WHAT THIS TASK INVOLVES
Can the data below be echoed back word for word?

TASK MATERIAL
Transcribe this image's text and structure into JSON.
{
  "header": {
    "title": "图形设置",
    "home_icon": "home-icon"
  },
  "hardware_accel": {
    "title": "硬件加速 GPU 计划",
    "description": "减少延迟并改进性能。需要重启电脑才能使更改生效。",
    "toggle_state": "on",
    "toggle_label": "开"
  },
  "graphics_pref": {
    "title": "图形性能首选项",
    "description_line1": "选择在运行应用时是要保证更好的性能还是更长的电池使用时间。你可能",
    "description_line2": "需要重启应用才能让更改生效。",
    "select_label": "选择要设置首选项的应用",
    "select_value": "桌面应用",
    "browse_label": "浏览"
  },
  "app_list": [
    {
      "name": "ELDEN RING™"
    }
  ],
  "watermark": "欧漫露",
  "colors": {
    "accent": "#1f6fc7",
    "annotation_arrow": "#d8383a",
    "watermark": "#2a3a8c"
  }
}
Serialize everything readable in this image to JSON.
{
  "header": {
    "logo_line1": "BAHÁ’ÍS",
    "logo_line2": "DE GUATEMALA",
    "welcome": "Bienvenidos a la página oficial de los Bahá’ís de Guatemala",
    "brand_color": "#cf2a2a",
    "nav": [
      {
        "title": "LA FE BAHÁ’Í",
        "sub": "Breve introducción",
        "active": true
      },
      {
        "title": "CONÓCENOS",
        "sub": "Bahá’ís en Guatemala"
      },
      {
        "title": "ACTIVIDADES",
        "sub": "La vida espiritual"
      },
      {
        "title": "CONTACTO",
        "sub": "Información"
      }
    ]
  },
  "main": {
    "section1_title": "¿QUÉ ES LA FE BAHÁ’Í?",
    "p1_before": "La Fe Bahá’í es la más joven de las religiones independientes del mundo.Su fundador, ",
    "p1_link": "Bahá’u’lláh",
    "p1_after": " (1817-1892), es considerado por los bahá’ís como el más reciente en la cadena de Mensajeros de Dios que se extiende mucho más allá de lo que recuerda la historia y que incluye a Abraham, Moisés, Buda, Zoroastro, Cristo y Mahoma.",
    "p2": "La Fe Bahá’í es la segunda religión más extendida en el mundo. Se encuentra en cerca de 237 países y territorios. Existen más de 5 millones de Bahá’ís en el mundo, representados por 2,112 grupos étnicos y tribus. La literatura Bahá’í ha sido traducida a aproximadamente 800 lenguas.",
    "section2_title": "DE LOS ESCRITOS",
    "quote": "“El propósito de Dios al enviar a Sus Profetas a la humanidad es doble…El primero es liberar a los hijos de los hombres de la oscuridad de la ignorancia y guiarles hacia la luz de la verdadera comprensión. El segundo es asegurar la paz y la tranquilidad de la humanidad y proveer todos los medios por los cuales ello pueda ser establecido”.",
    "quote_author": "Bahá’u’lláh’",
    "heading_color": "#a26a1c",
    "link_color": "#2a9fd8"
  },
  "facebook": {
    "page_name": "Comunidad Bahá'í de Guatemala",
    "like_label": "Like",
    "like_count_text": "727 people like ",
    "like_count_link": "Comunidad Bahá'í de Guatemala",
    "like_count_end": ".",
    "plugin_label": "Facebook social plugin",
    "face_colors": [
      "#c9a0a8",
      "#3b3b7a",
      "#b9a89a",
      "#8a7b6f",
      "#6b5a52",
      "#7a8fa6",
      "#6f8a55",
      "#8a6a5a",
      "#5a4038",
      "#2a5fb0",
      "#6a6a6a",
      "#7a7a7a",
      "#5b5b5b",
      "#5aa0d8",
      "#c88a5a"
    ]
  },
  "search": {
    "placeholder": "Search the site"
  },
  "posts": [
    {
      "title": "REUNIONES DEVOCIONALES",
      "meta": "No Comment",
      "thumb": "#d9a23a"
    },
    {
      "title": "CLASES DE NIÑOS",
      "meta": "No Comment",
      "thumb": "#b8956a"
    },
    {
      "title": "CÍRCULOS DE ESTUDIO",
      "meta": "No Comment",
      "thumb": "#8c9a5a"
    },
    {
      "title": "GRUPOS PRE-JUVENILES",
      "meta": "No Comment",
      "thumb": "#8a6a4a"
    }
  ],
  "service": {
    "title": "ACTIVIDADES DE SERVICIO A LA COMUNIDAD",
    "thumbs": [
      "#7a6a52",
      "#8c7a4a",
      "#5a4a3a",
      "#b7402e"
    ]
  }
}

COMPLETED TASK
Transcribe this image's text and structure into JSON.
{
  "header": {
    "title": "图形设置",
    "home_icon": "home-icon"
  },
  "hardware_accel": {
    "title": "硬件加速 GPU 计划",
    "description": "减少延迟并改进性能。需要重启电脑才能使更改生效。",
    "toggle_state": "on",
    "toggle_label": "开"
  },
  "graphics_pref": {
    "title": "图形性能首选项",
    "description_line1": "选择在运行应用时是要保证更好的性能还是更长的电池使用时间。你可能",
    "description_line2": "需要重启应用才能让更改生效。",
    "select_label": "选择要设置首选项的应用",
    "select_value": "桌面应用",
    "browse_label": "浏览"
  },
  "app_list": [
    {
      "name": "ELDEN RING™"
    }
  ],
  "watermark": "欧漫露",
  "colors": {
    "accent": "#1f6fc7",
    "annotation_arrow": "#d8383a",
    "watermark": "#2a3a8c"
  }
}
Serialize everything readable in this image to JSON.
{
  "header": {
    "logo_line1": "BAHÁ’ÍS",
    "logo_line2": "DE GUATEMALA",
    "welcome": "Bienvenidos a la página oficial de los Bahá’ís de Guatemala",
    "brand_color": "#cf2a2a",
    "nav": [
      {
        "title": "LA FE BAHÁ’Í",
        "sub": "Breve introducción",
        "active": true
      },
      {
        "title": "CONÓCENOS",
        "sub": "Bahá’ís en Guatemala"
      },
      {
        "title": "ACTIVIDADES",
        "sub": "La vida espiritual"
      },
      {
        "title": "CONTACTO",
        "sub": "Información"
      }
    ]
  },
  "main": {
    "section1_title": "¿QUÉ ES LA FE BAHÁ’Í?",
    "p1_before": "La Fe Bahá’í es la más joven de las religiones independientes del mundo.Su fundador, ",
    "p1_link": "Bahá’u’lláh",
    "p1_after": " (1817-1892), es considerado por los bahá’ís como el más reciente en la cadena de Mensajeros de Dios que se extiende mucho más allá de lo que recuerda la historia y que incluye a Abraham, Moisés, Buda, Zoroastro, Cristo y Mahoma.",
    "p2": "La Fe Bahá’í es la segunda religión más extendida en el mundo. Se encuentra en cerca de 237 países y territorios. Existen más de 5 millones de Bahá’ís en el mundo, representados por 2,112 grupos étnicos y tribus. La literatura Bahá’í ha sido traducida a aproximadamente 800 lenguas.",
    "section2_title": "DE LOS ESCRITOS",
    "quote": "“El propósito de Dios al enviar a Sus Profetas a la humanidad es doble…El primero es liberar a los hijos de los hombres de la oscuridad de la ignorancia y guiarles hacia la luz de la verdadera comprensión. El segundo es asegurar la paz y la tranquilidad de la humanidad y proveer todos los medios por los cuales ello pueda ser establecido”.",
    "quote_author": "Bahá’u’lláh’",
    "heading_color": "#a26a1c",
    "link_color": "#2a9fd8"
  },
  "facebook": {
    "page_name": "Comunidad Bahá'í de Guatemala",
    "like_label": "Like",
    "like_count_text": "727 people like ",
    "like_count_link": "Comunidad Bahá'í de Guatemala",
    "like_count_end": ".",
    "plugin_label": "Facebook social plugin",
    "face_colors": [
      "#c9a0a8",
      "#3b3b7a",
      "#b9a89a",
      "#8a7b6f",
      "#6b5a52",
      "#7a8fa6",
      "#6f8a55",
      "#8a6a5a",
      "#5a4038",
      "#2a5fb0",
      "#6a6a6a",
      "#7a7a7a",
      "#5b5b5b",
      "#5aa0d8",
      "#c88a5a"
    ]
  },
  "search": {
    "placeholder": "Search the site"
  },
  "posts": [
    {
      "title": "REUNIONES DEVOCIONALES",
      "meta": "No Comment",
      "thumb": "#d9a23a"
    },
    {
      "title": "CLASES DE NIÑOS",
      "meta": "No Comment",
      "thumb": "#b8956a"
    },
    {
      "title": "CÍRCULOS DE ESTUDIO",
      "meta": "No Comment",
      "thumb": "#8c9a5a"
    },
    {
      "title": "GRUPOS PRE-JUVENILES",
      "meta": "No Comment",
      "thumb": "#8a6a4a"
    }
  ],
  "service": {
    "title": "ACTIVIDADES DE SERVICIO A LA COMUNIDAD",
    "thumbs": [
      "#7a6a52",
      "#8c7a4a",
      "#5a4a3a",
      "#b7402e"
    ]
  }
}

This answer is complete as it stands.